◆ **THE TASK**: Omit every picture, then return the listing verbatim.
** Opening RECORDS PROVIDED block **
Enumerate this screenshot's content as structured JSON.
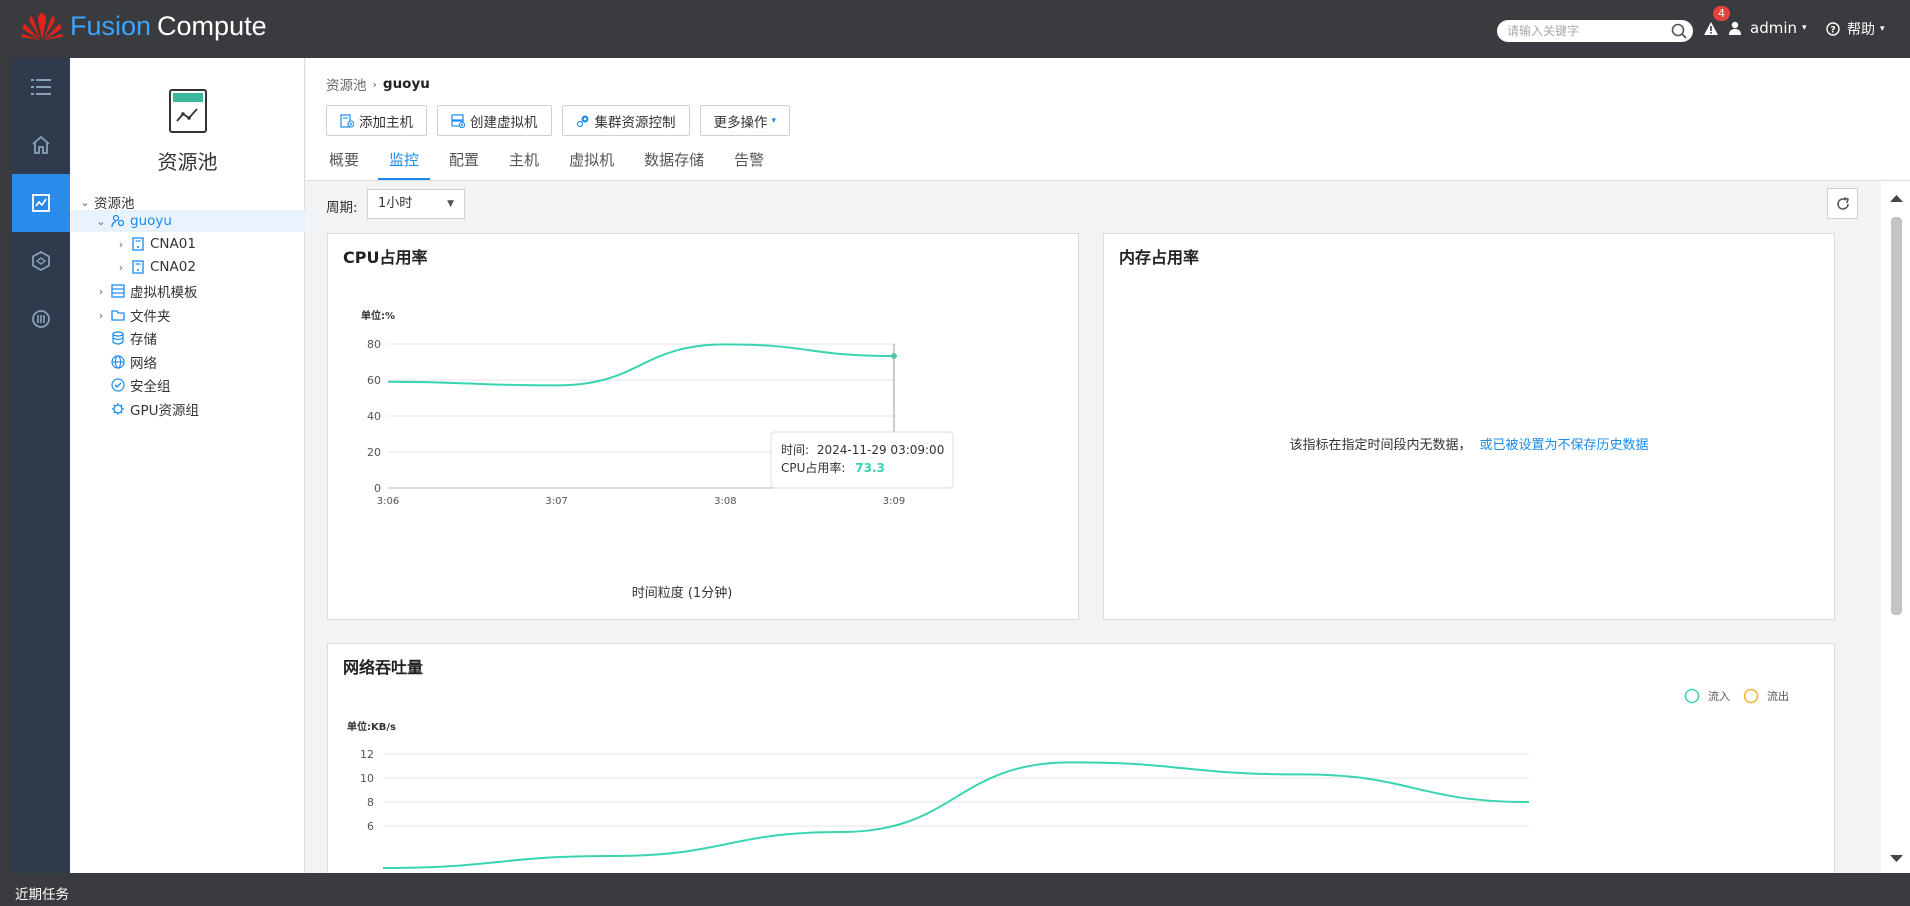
{
  "app": {
    "logo_fusion": "Fusion",
    "logo_compute": "Compute",
    "search_placeholder": "请输入关键字",
    "alarm_count": "4",
    "user": "admin",
    "help": "帮助"
  },
  "rail": {
    "icons": [
      "list-icon",
      "home-icon",
      "resource-pool-icon",
      "network-icon",
      "gpu-icon"
    ],
    "active_index": 2
  },
  "tree": {
    "title": "资源池",
    "items": [
      {
        "label": "资源池",
        "arrow": "v",
        "icon": "none"
      },
      {
        "label": "guoyu",
        "arrow": "v",
        "icon": "cluster-icon",
        "selected": true
      },
      {
        "label": "CNA01",
        "arrow": ">",
        "icon": "host-icon"
      },
      {
        "label": "CNA02",
        "arrow": ">",
        "icon": "host-icon"
      },
      {
        "label": "虚拟机模板",
        "arrow": ">",
        "icon": "template-icon"
      },
      {
        "label": "文件夹",
        "arrow": ">",
        "icon": "folder-icon"
      },
      {
        "label": "存储",
        "arrow": "",
        "icon": "storage-icon"
      },
      {
        "label": "网络",
        "arrow": "",
        "icon": "network-icon"
      },
      {
        "label": "安全组",
        "arrow": "",
        "icon": "security-group-icon"
      },
      {
        "label": "GPU资源组",
        "arrow": "",
        "icon": "gpu-group-icon"
      }
    ]
  },
  "main": {
    "breadcrumb_root": "资源池",
    "breadcrumb_current": "guoyu",
    "toolbar": {
      "add_host": "添加主机",
      "create_vm": "创建虚拟机",
      "cluster_control": "集群资源控制",
      "more": "更多操作"
    },
    "tabs": [
      "概要",
      "监控",
      "配置",
      "主机",
      "虚拟机",
      "数据存储",
      "告警"
    ],
    "active_tab": 1,
    "period_label": "周期:",
    "period_value": "1小时",
    "cpu_card": {
      "title": "CPU占用率",
      "unit": "单位:%",
      "xlabel": "时间粒度 (1分钟)",
      "tooltip_time_label": "时间:",
      "tooltip_time": "2024-11-29 03:09:00",
      "tooltip_value_label": "CPU占用率:",
      "tooltip_value": "73.3"
    },
    "mem_card": {
      "title": "内存占用率",
      "nodata_text": "该指标在指定时间段内无数据，",
      "nodata_link": "或已被设置为不保存历史数据"
    },
    "net_card": {
      "title": "网络吞吐量",
      "unit": "单位:KB/s",
      "legend_in": "流入",
      "legend_out": "流出"
    }
  },
  "bottom": {
    "recent_tasks": "近期任务"
  },
  "colors": {
    "accent": "#1a8cf0",
    "line": "#3ad4b0",
    "out_line": "#f5b731",
    "topbar": "#3a3b3e",
    "rail": "#2f3b4c"
  },
  "chart_data": [
    {
      "type": "line",
      "title": "CPU占用率",
      "ylabel": "单位:%",
      "xlabel": "时间粒度 (1分钟)",
      "categories": [
        "3:06",
        "3:07",
        "3:08",
        "3:09"
      ],
      "y_ticks": [
        "0",
        "20",
        "40",
        "60",
        "80"
      ],
      "ylim": [
        0,
        80
      ],
      "series": [
        {
          "values": [
            59,
            57,
            79.8,
            73.3
          ]
        }
      ]
    },
    {
      "type": "line",
      "title": "网络吞吐量",
      "ylabel": "单位:KB/s",
      "y_ticks": [
        "6",
        "8",
        "10",
        "12"
      ],
      "ylim": [
        6,
        12
      ],
      "legend": "top-right",
      "series": [
        {
          "name": "流入",
          "values": [
            2.5,
            3.5,
            5.5,
            11.3,
            10.3,
            8.0
          ]
        },
        {
          "name": "流出",
          "values": []
        }
      ]
    }
  ]
}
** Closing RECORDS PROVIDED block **
◆ **RESULT FOR THIS TASK**:
Enumerate this screenshot's content as structured JSON.
{
  "app": {
    "logo_fusion": "Fusion",
    "logo_compute": "Compute",
    "search_placeholder": "请输入关键字",
    "alarm_count": "4",
    "user": "admin",
    "help": "帮助"
  },
  "rail": {
    "icons": [
      "list-icon",
      "home-icon",
      "resource-pool-icon",
      "network-icon",
      "gpu-icon"
    ],
    "active_index": 2
  },
  "tree": {
    "title": "资源池",
    "items": [
      {
        "label": "资源池",
        "arrow": "v",
        "icon": "none"
      },
      {
        "label": "guoyu",
        "arrow": "v",
        "icon": "cluster-icon",
        "selected": true
      },
      {
        "label": "CNA01",
        "arrow": ">",
        "icon": "host-icon"
      },
      {
        "label": "CNA02",
        "arrow": ">",
        "icon": "host-icon"
      },
      {
        "label": "虚拟机模板",
        "arrow": ">",
        "icon": "template-icon"
      },
      {
        "label": "文件夹",
        "arrow": ">",
        "icon": "folder-icon"
      },
      {
        "label": "存储",
        "arrow": "",
        "icon": "storage-icon"
      },
      {
        "label": "网络",
        "arrow": "",
        "icon": "network-icon"
      },
      {
        "label": "安全组",
        "arrow": "",
        "icon": "security-group-icon"
      },
      {
        "label": "GPU资源组",
        "arrow": "",
        "icon": "gpu-group-icon"
      }
    ]
  },
  "main": {
    "breadcrumb_root": "资源池",
    "breadcrumb_current": "guoyu",
    "toolbar": {
      "add_host": "添加主机",
      "create_vm": "创建虚拟机",
      "cluster_control": "集群资源控制",
      "more": "更多操作"
    },
    "tabs": [
      "概要",
      "监控",
      "配置",
      "主机",
      "虚拟机",
      "数据存储",
      "告警"
    ],
    "active_tab": 1,
    "period_label": "周期:",
    "period_value": "1小时",
    "cpu_card": {
      "title": "CPU占用率",
      "unit": "单位:%",
      "xlabel": "时间粒度 (1分钟)",
      "tooltip_time_label": "时间:",
      "tooltip_time": "2024-11-29 03:09:00",
      "tooltip_value_label": "CPU占用率:",
      "tooltip_value": "73.3"
    },
    "mem_card": {
      "title": "内存占用率",
      "nodata_text": "该指标在指定时间段内无数据，",
      "nodata_link": "或已被设置为不保存历史数据"
    },
    "net_card": {
      "title": "网络吞吐量",
      "unit": "单位:KB/s",
      "legend_in": "流入",
      "legend_out": "流出"
    }
  },
  "bottom": {
    "recent_tasks": "近期任务"
  },
  "colors": {
    "accent": "#1a8cf0",
    "line": "#3ad4b0",
    "out_line": "#f5b731",
    "topbar": "#3a3b3e",
    "rail": "#2f3b4c"
  },
  "chart_data": [
    {
      "type": "line",
      "title": "CPU占用率",
      "ylabel": "单位:%",
      "xlabel": "时间粒度 (1分钟)",
      "categories": [
        "3:06",
        "3:07",
        "3:08",
        "3:09"
      ],
      "y_ticks": [
        "0",
        "20",
        "40",
        "60",
        "80"
      ],
      "ylim": [
        0,
        80
      ],
      "series": [
        {
          "values": [
            59,
            57,
            79.8,
            73.3
          ]
        }
      ]
    },
    {
      "type": "line",
      "title": "网络吞吐量",
      "ylabel": "单位:KB/s",
      "y_ticks": [
        "6",
        "8",
        "10",
        "12"
      ],
      "ylim": [
        6,
        12
      ],
      "legend": "top-right",
      "series": [
        {
          "name": "流入",
          "values": [
            2.5,
            3.5,
            5.5,
            11.3,
            10.3,
            8.0
          ]
        },
        {
          "name": "流出",
          "values": []
        }
      ]
    }
  ]
}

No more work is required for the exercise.